Search each line below for the word "views" and list those that contain it.

++++ Material for this task

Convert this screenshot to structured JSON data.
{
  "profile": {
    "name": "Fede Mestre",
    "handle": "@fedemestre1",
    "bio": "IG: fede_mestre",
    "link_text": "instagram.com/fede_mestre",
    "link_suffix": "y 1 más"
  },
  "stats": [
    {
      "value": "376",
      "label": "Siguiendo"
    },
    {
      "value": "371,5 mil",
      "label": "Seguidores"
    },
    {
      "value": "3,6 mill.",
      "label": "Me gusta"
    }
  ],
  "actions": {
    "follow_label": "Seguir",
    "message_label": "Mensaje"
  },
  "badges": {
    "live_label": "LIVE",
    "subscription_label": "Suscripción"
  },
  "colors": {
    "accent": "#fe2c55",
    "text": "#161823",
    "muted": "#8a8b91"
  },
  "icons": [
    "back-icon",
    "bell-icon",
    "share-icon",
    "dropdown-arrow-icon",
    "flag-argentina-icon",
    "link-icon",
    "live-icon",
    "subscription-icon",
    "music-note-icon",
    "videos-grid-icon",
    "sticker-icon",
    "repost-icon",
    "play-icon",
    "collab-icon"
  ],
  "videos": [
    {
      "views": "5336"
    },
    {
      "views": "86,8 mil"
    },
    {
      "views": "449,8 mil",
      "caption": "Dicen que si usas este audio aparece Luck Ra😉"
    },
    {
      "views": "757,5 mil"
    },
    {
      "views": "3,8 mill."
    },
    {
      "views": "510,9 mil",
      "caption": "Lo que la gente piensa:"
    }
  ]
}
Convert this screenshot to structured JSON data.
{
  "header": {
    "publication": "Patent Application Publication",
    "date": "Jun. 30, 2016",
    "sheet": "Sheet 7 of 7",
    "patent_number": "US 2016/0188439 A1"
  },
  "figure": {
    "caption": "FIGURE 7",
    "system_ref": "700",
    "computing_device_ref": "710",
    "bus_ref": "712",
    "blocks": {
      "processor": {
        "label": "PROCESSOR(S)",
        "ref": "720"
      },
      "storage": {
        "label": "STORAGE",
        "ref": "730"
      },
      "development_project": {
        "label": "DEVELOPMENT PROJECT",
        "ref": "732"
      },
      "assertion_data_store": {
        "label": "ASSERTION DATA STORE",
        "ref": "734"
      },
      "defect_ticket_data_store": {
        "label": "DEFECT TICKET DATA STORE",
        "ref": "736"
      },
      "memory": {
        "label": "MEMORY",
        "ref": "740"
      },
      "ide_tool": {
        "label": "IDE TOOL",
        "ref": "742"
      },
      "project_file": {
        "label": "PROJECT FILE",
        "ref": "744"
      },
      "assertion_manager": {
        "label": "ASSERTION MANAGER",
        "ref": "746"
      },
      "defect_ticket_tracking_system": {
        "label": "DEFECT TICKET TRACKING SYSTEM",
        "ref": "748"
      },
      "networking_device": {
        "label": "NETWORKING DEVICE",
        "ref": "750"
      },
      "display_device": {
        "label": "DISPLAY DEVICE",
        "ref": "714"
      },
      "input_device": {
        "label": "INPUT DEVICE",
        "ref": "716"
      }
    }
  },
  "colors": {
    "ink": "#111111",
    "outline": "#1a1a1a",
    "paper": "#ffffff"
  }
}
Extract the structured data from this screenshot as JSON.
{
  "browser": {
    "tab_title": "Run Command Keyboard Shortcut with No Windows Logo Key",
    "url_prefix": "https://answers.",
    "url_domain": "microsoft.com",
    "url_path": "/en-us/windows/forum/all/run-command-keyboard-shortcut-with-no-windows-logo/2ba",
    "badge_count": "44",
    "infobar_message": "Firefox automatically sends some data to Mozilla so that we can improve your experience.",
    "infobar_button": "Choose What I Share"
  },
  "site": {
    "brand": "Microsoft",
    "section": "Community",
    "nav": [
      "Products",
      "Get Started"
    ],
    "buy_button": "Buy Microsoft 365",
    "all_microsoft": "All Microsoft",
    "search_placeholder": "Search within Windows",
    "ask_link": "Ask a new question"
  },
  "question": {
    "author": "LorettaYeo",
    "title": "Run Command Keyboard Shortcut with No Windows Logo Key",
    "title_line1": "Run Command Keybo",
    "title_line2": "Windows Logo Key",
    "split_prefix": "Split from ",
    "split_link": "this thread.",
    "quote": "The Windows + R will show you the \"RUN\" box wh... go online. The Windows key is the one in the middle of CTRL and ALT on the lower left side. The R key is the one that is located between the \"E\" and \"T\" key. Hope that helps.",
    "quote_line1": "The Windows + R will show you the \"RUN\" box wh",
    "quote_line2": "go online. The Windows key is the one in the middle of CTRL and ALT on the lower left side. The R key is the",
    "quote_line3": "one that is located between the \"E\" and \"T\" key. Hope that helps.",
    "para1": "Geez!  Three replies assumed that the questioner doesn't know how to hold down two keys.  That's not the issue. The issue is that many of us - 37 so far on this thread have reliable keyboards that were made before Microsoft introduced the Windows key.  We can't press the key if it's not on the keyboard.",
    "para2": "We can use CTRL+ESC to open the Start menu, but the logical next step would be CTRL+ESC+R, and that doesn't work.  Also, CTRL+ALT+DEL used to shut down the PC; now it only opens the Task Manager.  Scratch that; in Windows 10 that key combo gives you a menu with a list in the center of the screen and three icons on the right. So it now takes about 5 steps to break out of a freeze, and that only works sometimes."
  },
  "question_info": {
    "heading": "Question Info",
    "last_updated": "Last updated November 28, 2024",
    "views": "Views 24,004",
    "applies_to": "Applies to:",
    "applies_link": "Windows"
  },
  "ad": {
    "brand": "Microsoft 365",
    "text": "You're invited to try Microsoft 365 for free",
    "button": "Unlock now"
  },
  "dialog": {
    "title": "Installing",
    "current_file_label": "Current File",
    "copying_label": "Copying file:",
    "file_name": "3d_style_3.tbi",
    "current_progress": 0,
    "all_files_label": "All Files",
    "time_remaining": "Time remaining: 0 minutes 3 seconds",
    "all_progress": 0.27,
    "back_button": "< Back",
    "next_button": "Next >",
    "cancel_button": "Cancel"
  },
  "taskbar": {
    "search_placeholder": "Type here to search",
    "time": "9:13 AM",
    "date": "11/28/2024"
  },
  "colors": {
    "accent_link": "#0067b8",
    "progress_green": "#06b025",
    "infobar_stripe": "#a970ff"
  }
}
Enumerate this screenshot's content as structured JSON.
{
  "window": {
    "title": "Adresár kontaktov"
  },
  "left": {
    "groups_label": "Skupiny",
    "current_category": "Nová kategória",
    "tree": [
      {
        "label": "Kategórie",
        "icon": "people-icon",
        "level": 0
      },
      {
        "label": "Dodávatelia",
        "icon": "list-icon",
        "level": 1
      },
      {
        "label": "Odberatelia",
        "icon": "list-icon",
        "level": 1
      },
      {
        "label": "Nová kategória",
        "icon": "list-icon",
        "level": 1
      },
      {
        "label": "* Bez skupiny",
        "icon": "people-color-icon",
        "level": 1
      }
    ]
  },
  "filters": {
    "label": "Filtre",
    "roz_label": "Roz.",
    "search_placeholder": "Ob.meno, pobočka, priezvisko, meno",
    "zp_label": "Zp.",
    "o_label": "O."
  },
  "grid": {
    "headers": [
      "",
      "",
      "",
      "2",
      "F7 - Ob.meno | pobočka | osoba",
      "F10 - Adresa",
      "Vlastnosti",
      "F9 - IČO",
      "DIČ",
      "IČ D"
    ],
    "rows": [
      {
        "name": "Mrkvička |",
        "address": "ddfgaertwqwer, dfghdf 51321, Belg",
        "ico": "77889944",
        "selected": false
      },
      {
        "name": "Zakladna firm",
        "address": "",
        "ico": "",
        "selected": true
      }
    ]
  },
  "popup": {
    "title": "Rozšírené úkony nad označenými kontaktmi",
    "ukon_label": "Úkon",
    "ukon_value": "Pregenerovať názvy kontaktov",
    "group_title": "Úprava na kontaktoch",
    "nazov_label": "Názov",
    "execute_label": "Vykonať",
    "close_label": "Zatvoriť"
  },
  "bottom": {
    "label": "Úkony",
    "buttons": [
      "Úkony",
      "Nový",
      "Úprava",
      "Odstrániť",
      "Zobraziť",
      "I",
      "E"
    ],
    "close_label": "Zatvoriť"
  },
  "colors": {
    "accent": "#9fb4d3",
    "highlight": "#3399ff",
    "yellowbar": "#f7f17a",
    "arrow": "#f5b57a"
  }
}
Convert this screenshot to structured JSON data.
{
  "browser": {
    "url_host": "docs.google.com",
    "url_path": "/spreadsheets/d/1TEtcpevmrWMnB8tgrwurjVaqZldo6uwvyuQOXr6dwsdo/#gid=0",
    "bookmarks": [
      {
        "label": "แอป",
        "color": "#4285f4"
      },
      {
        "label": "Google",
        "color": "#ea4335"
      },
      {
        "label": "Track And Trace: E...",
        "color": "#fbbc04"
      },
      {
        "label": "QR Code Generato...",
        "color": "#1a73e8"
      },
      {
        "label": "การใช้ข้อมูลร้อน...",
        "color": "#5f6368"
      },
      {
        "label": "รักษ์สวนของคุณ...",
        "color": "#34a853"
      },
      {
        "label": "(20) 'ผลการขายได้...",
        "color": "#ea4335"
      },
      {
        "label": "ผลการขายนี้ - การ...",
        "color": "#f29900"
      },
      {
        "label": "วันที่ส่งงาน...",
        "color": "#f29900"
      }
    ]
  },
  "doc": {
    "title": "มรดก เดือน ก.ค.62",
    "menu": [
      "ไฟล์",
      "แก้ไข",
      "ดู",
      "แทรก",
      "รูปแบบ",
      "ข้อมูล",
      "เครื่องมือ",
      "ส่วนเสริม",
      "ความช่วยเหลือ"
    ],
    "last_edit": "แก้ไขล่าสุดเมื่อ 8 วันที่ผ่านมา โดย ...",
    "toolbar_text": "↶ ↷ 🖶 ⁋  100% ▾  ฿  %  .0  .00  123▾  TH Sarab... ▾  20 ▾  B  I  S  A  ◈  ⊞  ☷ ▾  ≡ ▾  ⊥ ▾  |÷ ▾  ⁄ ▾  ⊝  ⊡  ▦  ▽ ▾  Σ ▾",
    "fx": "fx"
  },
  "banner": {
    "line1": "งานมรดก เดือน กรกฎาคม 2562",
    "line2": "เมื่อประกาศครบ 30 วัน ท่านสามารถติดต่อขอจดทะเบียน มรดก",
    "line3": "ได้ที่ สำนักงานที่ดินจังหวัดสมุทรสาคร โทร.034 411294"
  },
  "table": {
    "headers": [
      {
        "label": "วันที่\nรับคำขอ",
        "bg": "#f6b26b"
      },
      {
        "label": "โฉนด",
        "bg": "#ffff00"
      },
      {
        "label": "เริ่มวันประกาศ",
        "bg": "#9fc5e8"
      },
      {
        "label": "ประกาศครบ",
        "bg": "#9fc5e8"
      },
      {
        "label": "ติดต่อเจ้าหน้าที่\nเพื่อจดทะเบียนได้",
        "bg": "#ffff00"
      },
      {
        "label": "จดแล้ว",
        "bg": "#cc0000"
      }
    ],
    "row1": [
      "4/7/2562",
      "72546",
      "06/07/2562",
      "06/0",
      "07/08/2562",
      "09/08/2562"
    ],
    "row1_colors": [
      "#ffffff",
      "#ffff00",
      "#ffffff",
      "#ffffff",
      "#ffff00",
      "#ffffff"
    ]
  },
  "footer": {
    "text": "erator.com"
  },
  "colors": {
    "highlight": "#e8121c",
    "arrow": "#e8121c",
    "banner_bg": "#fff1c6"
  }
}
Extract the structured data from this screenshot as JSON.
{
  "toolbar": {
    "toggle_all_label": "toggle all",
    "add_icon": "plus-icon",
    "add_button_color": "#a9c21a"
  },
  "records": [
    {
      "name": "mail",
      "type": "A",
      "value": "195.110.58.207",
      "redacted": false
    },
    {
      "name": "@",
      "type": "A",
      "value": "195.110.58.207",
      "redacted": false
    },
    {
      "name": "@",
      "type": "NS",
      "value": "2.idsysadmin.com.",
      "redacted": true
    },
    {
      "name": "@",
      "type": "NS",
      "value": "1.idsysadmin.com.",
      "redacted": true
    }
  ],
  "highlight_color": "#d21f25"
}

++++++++

▶ Result of the exercise
      "views": "5336"
      "views": "86,8 mil"
      "views": "449,8 mil",
      "views": "757,5 mil"
      "views": "3,8 mill."
      "views": "510,9 mil",
    "views": "Views 24,004",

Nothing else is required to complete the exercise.